Role of surgical modality and timing of surgery as clinical outcome predictors following acute subdural hematoma evacuation
Clinical outcome predictors following acute subdural hematoma evacuation
Background & Objective: A Craniotomy (CO) or decompressive craniectomy (DC) are the two main surgical procedures employed for evacuation of acute traumatic subdural hematoma (ASDH). However, the optimal surgical procedure remains controversial. The beneficial effect of early surgical evacuation of acute subdural hematoma in improving outcome also remains unclear. Our objective was to study the role of these two parameters in determining the outcome in patients undergoing surgical evacuation of acute traumatic subdural hematoma.
Methods: A retrospective analysis of 58 patients presenting with acute traumatic subdural hematoma and with presenting Glasgow Coma Scale (GCS) ≤ 8 that had been operated in Lahore General Hospital between June 2014 and July 2015 was performed. The demographic data, preoperative GCS, type of surgical procedure performed and timing of surgery were analysed.
Results: Forty (69%) patients underwent CO, and eighteen (31%) patients underwent DC. The CO and DC groups showed no difference in the demographic data and preoperative GCS. Six patients survived in the craniotomy group, while none survived in the decompressive craniectomy group (p=0.083). The relationship of timing of surgery with survival in the craniotomy group was found not to be clinically significant (p=0.87).
Conclusion: In this study craniotomy was associated with a better outcome as compared to decompressive craniectomy, however, the difference did not reach statistical significance. Early surgery was also found not to be associated with an improved outcome.

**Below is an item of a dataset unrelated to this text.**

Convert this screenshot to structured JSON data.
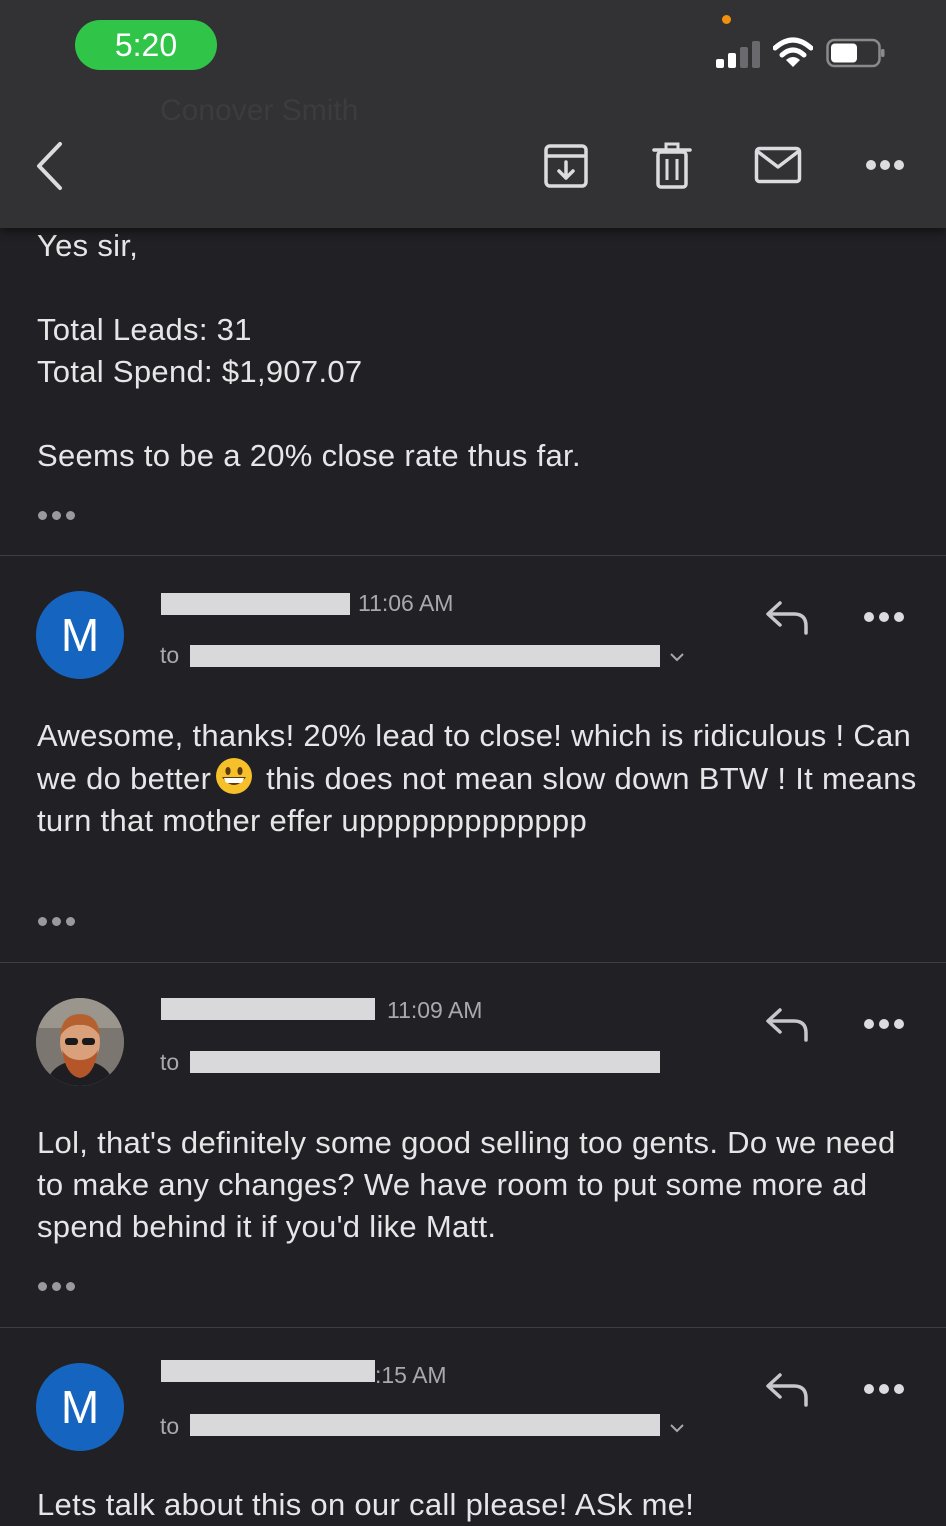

How to cite this:
Altaf I, Shams S, Vohra AH. Role of surgical modality and timing of surgery as clinical outcome predictors following acute subdural hematoma evacuation. Pak J Med Sci. 2020;36(3):412-415. doi: https://doi.org/10.12669/pjms.36.3.1771

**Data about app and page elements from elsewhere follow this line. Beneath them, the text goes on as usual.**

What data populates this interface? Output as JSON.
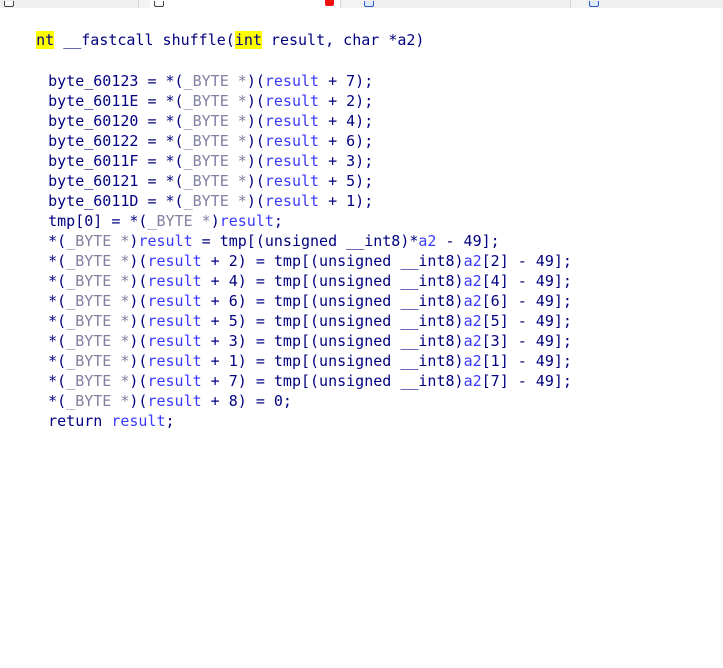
{
  "tabs": [
    {
      "title": "",
      "active": false,
      "icon": "doc-icon",
      "has_close": false
    },
    {
      "title": "",
      "active": true,
      "icon": "doc-icon",
      "has_close": true
    },
    {
      "title": "",
      "active": false,
      "icon": "doc-icon",
      "has_close": false
    },
    {
      "title": "",
      "active": false,
      "icon": "doc-icon",
      "has_close": false
    }
  ],
  "code": {
    "header": {
      "type_left": "nt",
      "text_1": " __fastcall shuffle(",
      "type_param": "int",
      "text_2": " result, char *a2)"
    },
    "lines": [
      {
        "lhs": "byte_60123",
        "op": " = *(",
        "cast": "_BYTE *",
        "mid": ")(",
        "var": "result",
        "rhs": " + 7);"
      },
      {
        "lhs": "byte_6011E",
        "op": " = *(",
        "cast": "_BYTE *",
        "mid": ")(",
        "var": "result",
        "rhs": " + 2);"
      },
      {
        "lhs": "byte_60120",
        "op": " = *(",
        "cast": "_BYTE *",
        "mid": ")(",
        "var": "result",
        "rhs": " + 4);"
      },
      {
        "lhs": "byte_60122",
        "op": " = *(",
        "cast": "_BYTE *",
        "mid": ")(",
        "var": "result",
        "rhs": " + 6);"
      },
      {
        "lhs": "byte_6011F",
        "op": " = *(",
        "cast": "_BYTE *",
        "mid": ")(",
        "var": "result",
        "rhs": " + 3);"
      },
      {
        "lhs": "byte_60121",
        "op": " = *(",
        "cast": "_BYTE *",
        "mid": ")(",
        "var": "result",
        "rhs": " + 5);"
      },
      {
        "lhs": "byte_6011D",
        "op": " = *(",
        "cast": "_BYTE *",
        "mid": ")(",
        "var": "result",
        "rhs": " + 1);"
      }
    ],
    "tmp0": {
      "left": "tmp[0] = *(",
      "cast": "_BYTE *",
      "mid": ")",
      "var": "result",
      "end": ";"
    },
    "assign0": {
      "start": "*(",
      "cast": "_BYTE *",
      "mid": ")",
      "var": "result",
      "rest": " = tmp[(unsigned __int8)*",
      "var2": "a2",
      "end": " - 49];"
    },
    "assigns": [
      {
        "idx": "2",
        "a2idx": "2"
      },
      {
        "idx": "4",
        "a2idx": "4"
      },
      {
        "idx": "6",
        "a2idx": "6"
      },
      {
        "idx": "5",
        "a2idx": "5"
      },
      {
        "idx": "3",
        "a2idx": "3"
      },
      {
        "idx": "1",
        "a2idx": "1"
      },
      {
        "idx": "7",
        "a2idx": "7"
      }
    ],
    "assign_template": {
      "start": "*(",
      "cast": "_BYTE *",
      "mid": ")(",
      "var": "result",
      "plus": " + ",
      "after_idx": ") = tmp[(unsigned __int8)",
      "var2": "a2",
      "bracket_open": "[",
      "bracket_close": "] - 49];"
    },
    "zero_line": {
      "start": "*(",
      "cast": "_BYTE *",
      "mid": ")(",
      "var": "result",
      "rest": " + 8) = 0;"
    },
    "return_line": {
      "kw": "return ",
      "var": "result",
      "end": ";"
    }
  }
}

This is an Open Access article distributed under the terms of the Creative Commons Attribution License (http://creativecommons.org/licenses/by/3.0), which permits unrestricted use, distribution, and reproduction in any medium, provided the original work is properly cited.